For example, if a voice is sound waves, then in this sense the "language" of sound waves as a voice did and does exist separate from that which we call both language and hearing, since sound waves can be "heard" by many non-biological entities. Then too, philosophically speaking, that which we call cognition and later embellish with the word "sentience", may have roots elsewhere and not be as limited by the definitions attributed to human behavior alone.

Though some readers might describe this as tiptoeing around metaphysics, science fiction or even imaginative nonsense, it is not a difficult conceptualization when one makes an analogy with the separateness of early organelles for cells having lived apart and then came to be (forced?) together by circumstances. However, this then suggests that if this is the case, we have a situation in which the harmony between hearing, language and cognition is sometimes made difficult because each, from time to time, retreat to a state of semi-individuality like three siblings or three friends who go their own ways during certain conditions. This might in some way metaphorically address why Hearing, Language and Cognition can act like separate entities on occasion, whereby a psychiatric examination reveals no physiological reason causing a mental disturbance with auditory and visual hallucinations (or periodic deafness) as well as problems with articulation... such as speaking in tongues, stammering, lisping, whispering, muttering, etc...

If we look at one aspect of language, we find that segments are sometimes broken down into three parts:

  1. Consonants
  2. Vowels
  3. Suprasegmentals

While there are non-three organized ideas of information to be culled from an examination of language, and indeed a review of Suprasegmentals, this should not stop making reference to "threes" and observing the absence thereof, when stating that: Consonants and Vowels are considered to be segments of which speech is composed; that together form syllables, from which Suprasegmentals are found. (Britannica: Suprasegmentals). Suprasegmentals are considered to be functions of the syllables. One of these functions is intonation with three aspects:

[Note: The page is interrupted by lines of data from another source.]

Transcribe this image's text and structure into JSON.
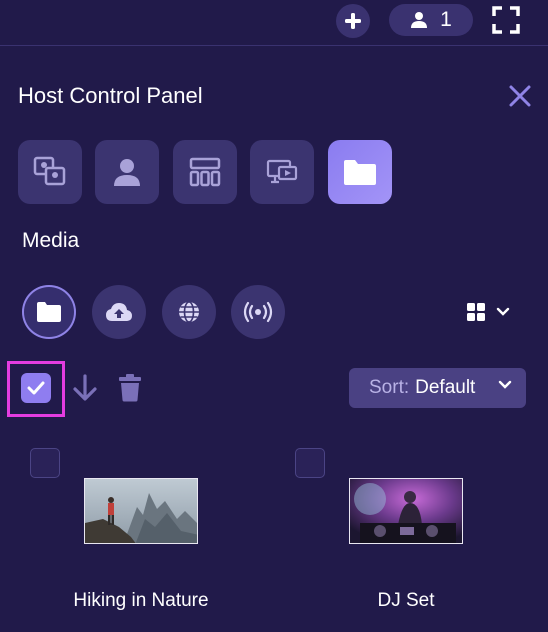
{
  "topbar": {
    "participant_count": "1"
  },
  "panel": {
    "title": "Host Control Panel"
  },
  "tools": [
    {
      "icon": "layout-swap-icon",
      "active": false
    },
    {
      "icon": "user-icon",
      "active": false
    },
    {
      "icon": "layout-grid-icon",
      "active": false
    },
    {
      "icon": "screen-share-icon",
      "active": false
    },
    {
      "icon": "folder-icon",
      "active": true
    }
  ],
  "media": {
    "section_title": "Media",
    "sources": [
      {
        "icon": "folder-icon",
        "active": true
      },
      {
        "icon": "cloud-upload-icon",
        "active": false
      },
      {
        "icon": "globe-icon",
        "active": false
      },
      {
        "icon": "broadcast-icon",
        "active": false
      }
    ],
    "sort_prefix": "Sort:",
    "sort_value": "Default",
    "items": [
      {
        "label": "Hiking in Nature",
        "checked": false
      },
      {
        "label": "DJ Set",
        "checked": false
      }
    ]
  },
  "colors": {
    "background": "#211a4a",
    "button": "#3b3470",
    "accent": "#8f7df0",
    "highlight": "#e43ce0"
  }
}
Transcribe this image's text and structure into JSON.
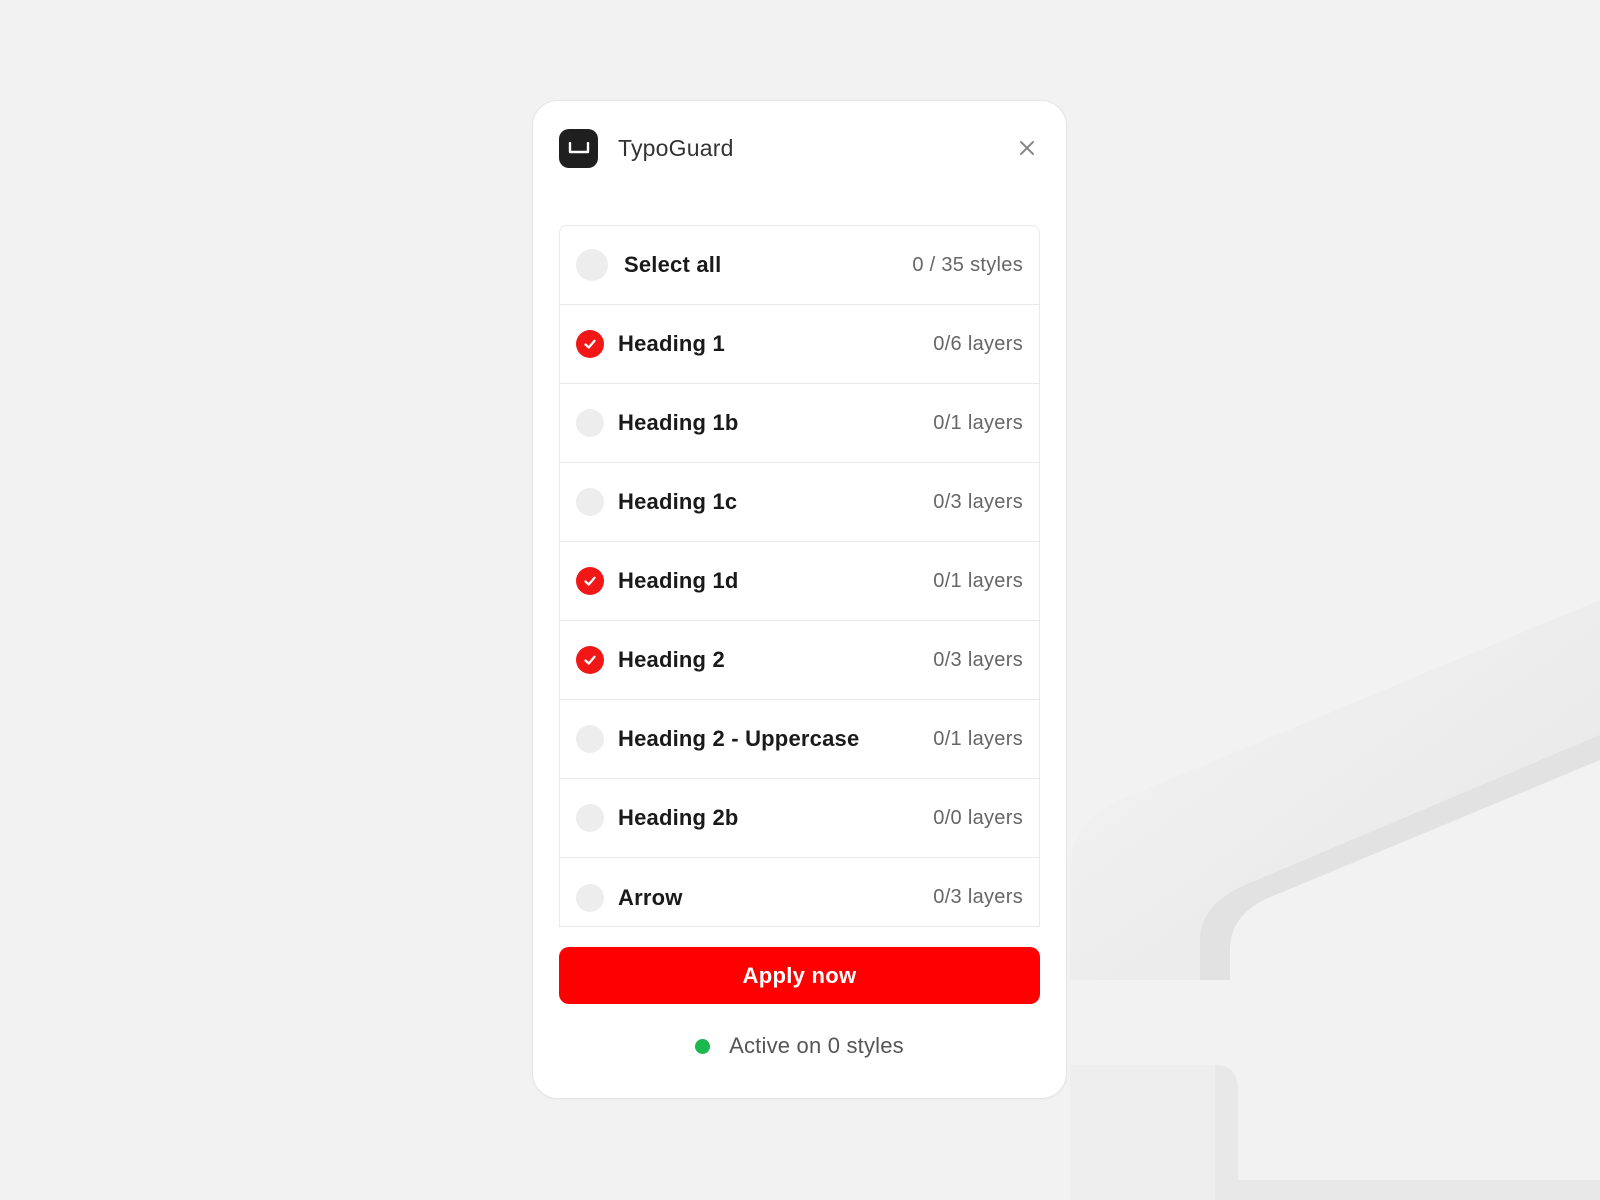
{
  "app": {
    "title": "TypoGuard",
    "logo_icon": "space-bar-icon",
    "close_icon": "close-icon"
  },
  "select_all": {
    "label": "Select all",
    "count": "0 / 35 styles",
    "checked": false
  },
  "styles": [
    {
      "label": "Heading 1",
      "count": "0/6 layers",
      "checked": true
    },
    {
      "label": "Heading 1b",
      "count": "0/1 layers",
      "checked": false
    },
    {
      "label": "Heading 1c",
      "count": "0/3 layers",
      "checked": false
    },
    {
      "label": "Heading 1d",
      "count": "0/1 layers",
      "checked": true
    },
    {
      "label": "Heading 2",
      "count": "0/3 layers",
      "checked": true
    },
    {
      "label": "Heading 2 - Uppercase",
      "count": "0/1 layers",
      "checked": false
    },
    {
      "label": "Heading 2b",
      "count": "0/0 layers",
      "checked": false
    },
    {
      "label": "Arrow",
      "count": "0/3 layers",
      "checked": false
    }
  ],
  "apply_button": {
    "label": "Apply now"
  },
  "status": {
    "text": "Active on 0 styles",
    "dot_color": "#1bb84d"
  },
  "colors": {
    "accent": "#ff0000",
    "check_on": "#f21717",
    "check_off": "#ededed"
  }
}
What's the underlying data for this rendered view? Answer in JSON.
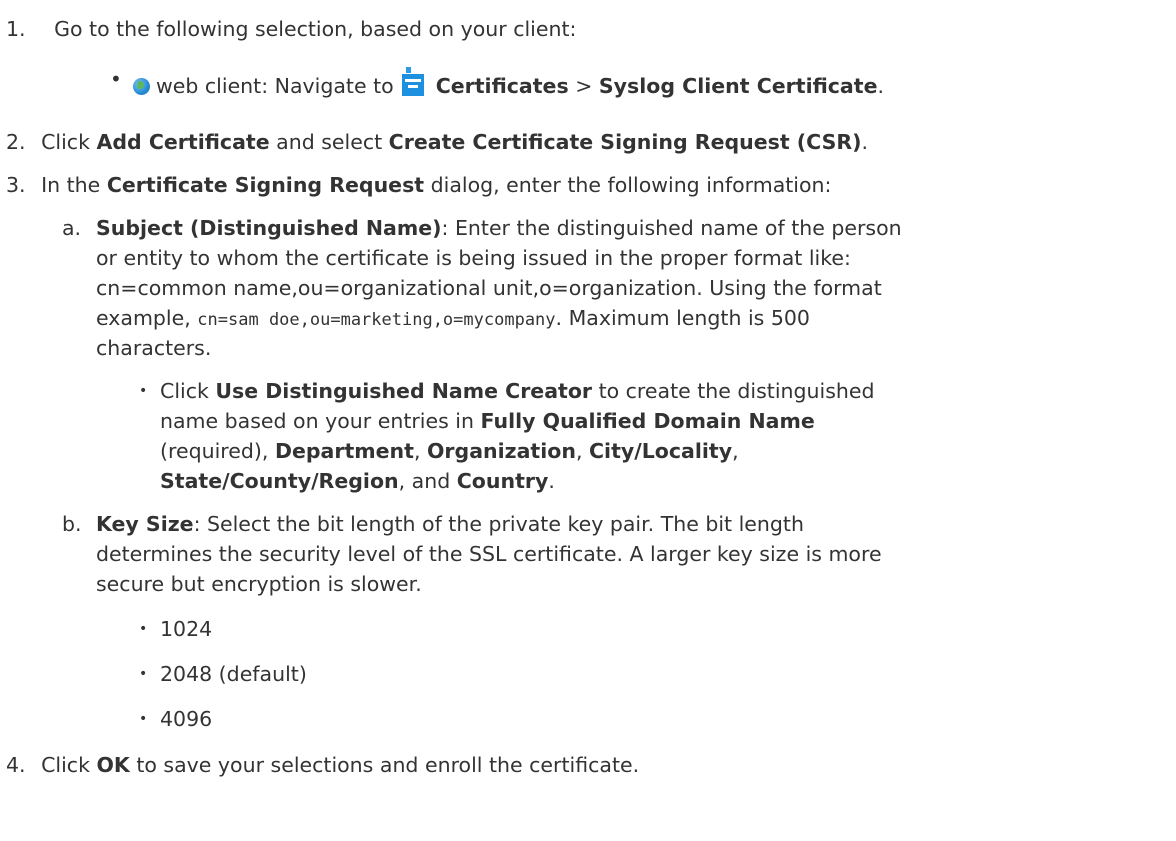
{
  "steps": {
    "s1": {
      "num": "1.",
      "text": "Go to the following selection, based on your client:",
      "bullet": {
        "prefix": "web client: Navigate to",
        "item1": "Certificates",
        "sep": ">",
        "item2": "Syslog Client Certificate",
        "end": "."
      }
    },
    "s2": {
      "num": "2.",
      "t1": "Click",
      "b1": "Add Certificate",
      "t2": "and select",
      "b2": "Create Certificate Signing Request (CSR)",
      "end": "."
    },
    "s3": {
      "num": "3.",
      "t1": "In the",
      "b1": "Certificate Signing Request",
      "t2": "dialog, enter the following information:",
      "a": {
        "label": "a.",
        "title": "Subject (Distinguished Name)",
        "line1": ": Enter the distinguished name of the person",
        "line2": "or entity to whom the certificate is being issued in the proper format like:",
        "line3": "cn=common name,ou=organizational unit,o=organization. Using the format",
        "line4a": "example,",
        "line4code": "cn=sam doe,ou=marketing,o=mycompany",
        "line4b": ". Maximum length is 500",
        "line5": "characters.",
        "sub": {
          "t1": "Click",
          "b1": "Use Distinguished Name Creator",
          "t2": "to create the distinguished",
          "t3": "name based on your entries in",
          "b2": "Fully Qualified Domain Name",
          "t4": "(required),",
          "b3": "Department",
          "c1": ",",
          "b4": "Organization",
          "c2": ",",
          "b5": "City/Locality",
          "c3": ",",
          "b6": "State/County/Region",
          "t5": ", and",
          "b7": "Country",
          "end": "."
        }
      },
      "b": {
        "label": "b.",
        "title": "Key Size",
        "line1": ": Select the bit length of the private key pair. The bit length",
        "line2": "determines the security level of the SSL certificate. A larger key size is more",
        "line3": "secure but encryption is slower.",
        "options": [
          "1024",
          "2048 (default)",
          "4096"
        ]
      }
    },
    "s4": {
      "num": "4.",
      "t1": "Click",
      "b1": "OK",
      "t2": "to save your selections and enroll the certificate."
    }
  },
  "icons": [
    "globe-icon",
    "document-icon"
  ]
}
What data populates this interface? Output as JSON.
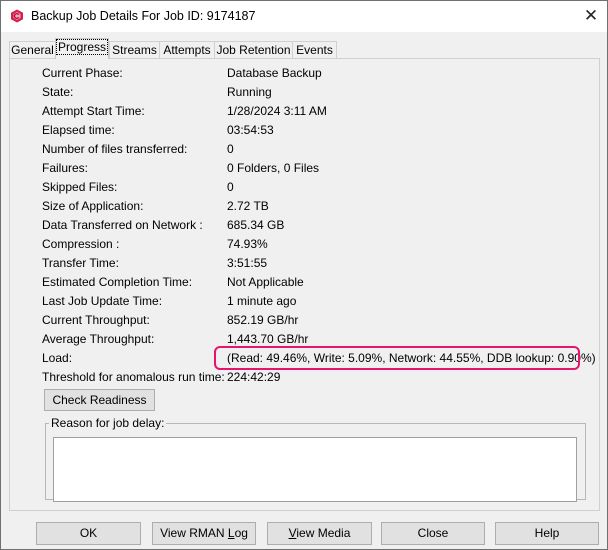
{
  "window": {
    "title": "Backup Job Details For Job ID: 9174187",
    "icon": "commvault-app-icon",
    "close_icon": "close-icon"
  },
  "tabs": [
    {
      "label": "General",
      "active": false
    },
    {
      "label": "Progress",
      "active": true
    },
    {
      "label": "Streams",
      "active": false
    },
    {
      "label": "Attempts",
      "active": false
    },
    {
      "label": "Job Retention",
      "active": false
    },
    {
      "label": "Events",
      "active": false
    }
  ],
  "progress": {
    "fields": [
      {
        "label": "Current Phase:",
        "value": "Database Backup"
      },
      {
        "label": "State:",
        "value": "Running"
      },
      {
        "label": "Attempt Start Time:",
        "value": "1/28/2024 3:11 AM"
      },
      {
        "label": "Elapsed time:",
        "value": "03:54:53"
      },
      {
        "label": "Number of files transferred:",
        "value": "0"
      },
      {
        "label": "Failures:",
        "value": "0 Folders, 0 Files"
      },
      {
        "label": "Skipped Files:",
        "value": "0"
      },
      {
        "label": "Size of Application:",
        "value": "2.72 TB"
      },
      {
        "label": "Data Transferred on Network :",
        "value": "685.34 GB"
      },
      {
        "label": "Compression :",
        "value": "74.93%"
      },
      {
        "label": "Transfer Time:",
        "value": "3:51:55"
      },
      {
        "label": "Estimated Completion Time:",
        "value": "Not Applicable"
      },
      {
        "label": "Last Job Update Time:",
        "value": "1 minute ago"
      },
      {
        "label": "Current Throughput:",
        "value": "852.19 GB/hr"
      },
      {
        "label": "Average Throughput:",
        "value": "1,443.70 GB/hr"
      },
      {
        "label": "Load:",
        "value": "(Read: 49.46%, Write: 5.09%, Network: 44.55%, DDB lookup: 0.90%)"
      },
      {
        "label": "Threshold for anomalous run time:",
        "value": "224:42:29"
      }
    ],
    "highlight_color": "#e8136b",
    "check_readiness_label": "Check Readiness",
    "reason_group_label": "Reason for job delay:",
    "reason_text": ""
  },
  "footer": {
    "ok": "OK",
    "view_rman_log_pre": "View RMAN ",
    "view_rman_log_u": "L",
    "view_rman_log_post": "og",
    "view_media_u": "V",
    "view_media_post": "iew Media",
    "close": "Close",
    "help": "Help"
  }
}
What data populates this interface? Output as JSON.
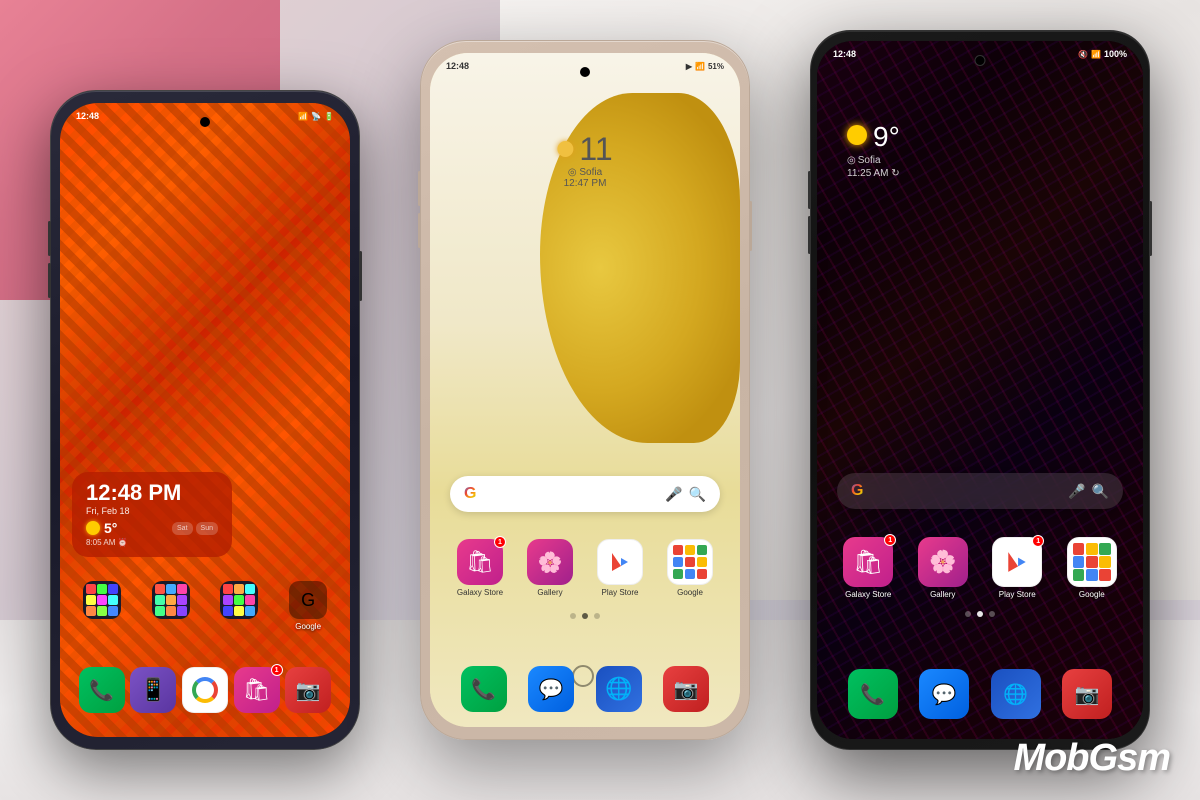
{
  "scene": {
    "watermark": "MobGsm"
  },
  "phone1": {
    "status": {
      "time": "12:48",
      "icons": "📶🔋"
    },
    "clock": {
      "time": "12:48 PM",
      "date": "Fri, Feb 18",
      "temp": "5°",
      "alarm": "8:05 AM ⏰"
    },
    "calendar": {
      "sat": "Sat",
      "sun": "Sun"
    },
    "apps": {
      "dock": [
        "Phone",
        "Viber",
        "Chrome",
        "Galaxy Store",
        "Camera"
      ]
    }
  },
  "phone2": {
    "status": {
      "time": "12:48",
      "battery": "51%"
    },
    "date_widget": {
      "number": "11",
      "location": "◎ Sofia",
      "time": "12:47 PM"
    },
    "apps": {
      "row1": [
        "Galaxy Store",
        "Gallery",
        "Play Store",
        "Google"
      ],
      "dock": [
        "Phone",
        "Messages",
        "Samsung Internet",
        "Camera"
      ]
    }
  },
  "phone3": {
    "status": {
      "time": "12:48",
      "battery": "100%"
    },
    "weather": {
      "temp": "9°",
      "location": "Sofia",
      "time": "11:25 AM ↻"
    },
    "apps": {
      "row1": [
        "Galaxy Store",
        "Gallery",
        "Play Store",
        "Google"
      ],
      "dock": [
        "Phone",
        "Messages",
        "Samsung Internet",
        "Camera"
      ]
    }
  }
}
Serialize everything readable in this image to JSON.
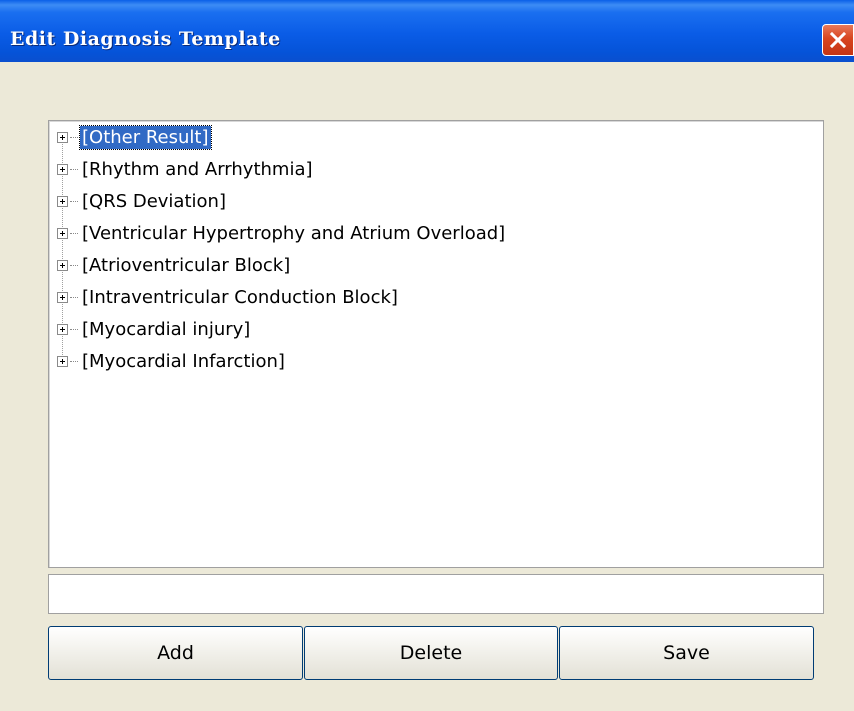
{
  "window": {
    "title": "Edit Diagnosis Template"
  },
  "tree": {
    "items": [
      {
        "label": "[Other Result]",
        "selected": true
      },
      {
        "label": "[Rhythm and Arrhythmia]",
        "selected": false
      },
      {
        "label": "[QRS Deviation]",
        "selected": false
      },
      {
        "label": "[Ventricular Hypertrophy and Atrium  Overload]",
        "selected": false
      },
      {
        "label": "[Atrioventricular Block]",
        "selected": false
      },
      {
        "label": "[Intraventricular Conduction Block]",
        "selected": false
      },
      {
        "label": "[Myocardial injury]",
        "selected": false
      },
      {
        "label": "[Myocardial Infarction]",
        "selected": false
      }
    ]
  },
  "input": {
    "value": ""
  },
  "buttons": {
    "add_label": "Add",
    "delete_label": "Delete",
    "save_label": "Save"
  },
  "colors": {
    "titlebar": "#0a5ce6",
    "selection": "#316ac5",
    "close": "#d8451f",
    "dialog_bg": "#ece9d8"
  },
  "icons": {
    "close": "close-icon",
    "expander": "plus-expander-icon"
  }
}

  • The division of speech into units
  • The highlighting of particular words and syllables
  • The choice of pitch movement (e.g. fall or rise)

Another function is stress, of which there are three features that form a scale of importance in bringing syllables into prominence:

  1. Pitch
  2. Length
  3. Loudness

With respect to rhythm, we find that every language can be assigned one of three rhythmical types:

  1. Stress-timed (where the durations of the intervals between stressed syllables is relatively constant).
  2. Syllable-timed (where the durations of successive syllables are relatively constant).
  3. Mora-timed (where the durations of successive morae are relatively constant).

Intonation is said to have a number of perceptually significant functions in English and other languages, contributing to the recognition and comprehension of speech. (Wikipedia: Prosody (linguistics))

The mechanism of phonic breathing involves three types of respiration:

  1. Predominantly pectoral breathing (chiefly by elevation of the chest).
  2. Predominantly abdominal breathing (through marked movements of the abdominal wall).
  3. Optimal combination of both (with widening of the lower chest).

The female uses upper chest respiration predominantly, the male relies primarily on abdominal breathing. Many voice coaches stress the ideal of a mixture of pectoral (chest) and abdominal breathing for economy of movement. Any exaggeration of one particular breathing habit is impractical and may damage the voice. (Britannica: Speech (Language))

Origination date: Monday, December 2nd, 2019... 5:47 AM
Initial Posting: Thursday, December 26th, 2019... 8:45 AM
Updated Posting: Tuesday, February 7th, 2023... 10:41 AM

Your Questions, Comments or Additional Information are welcomed:
Herb O. Buckland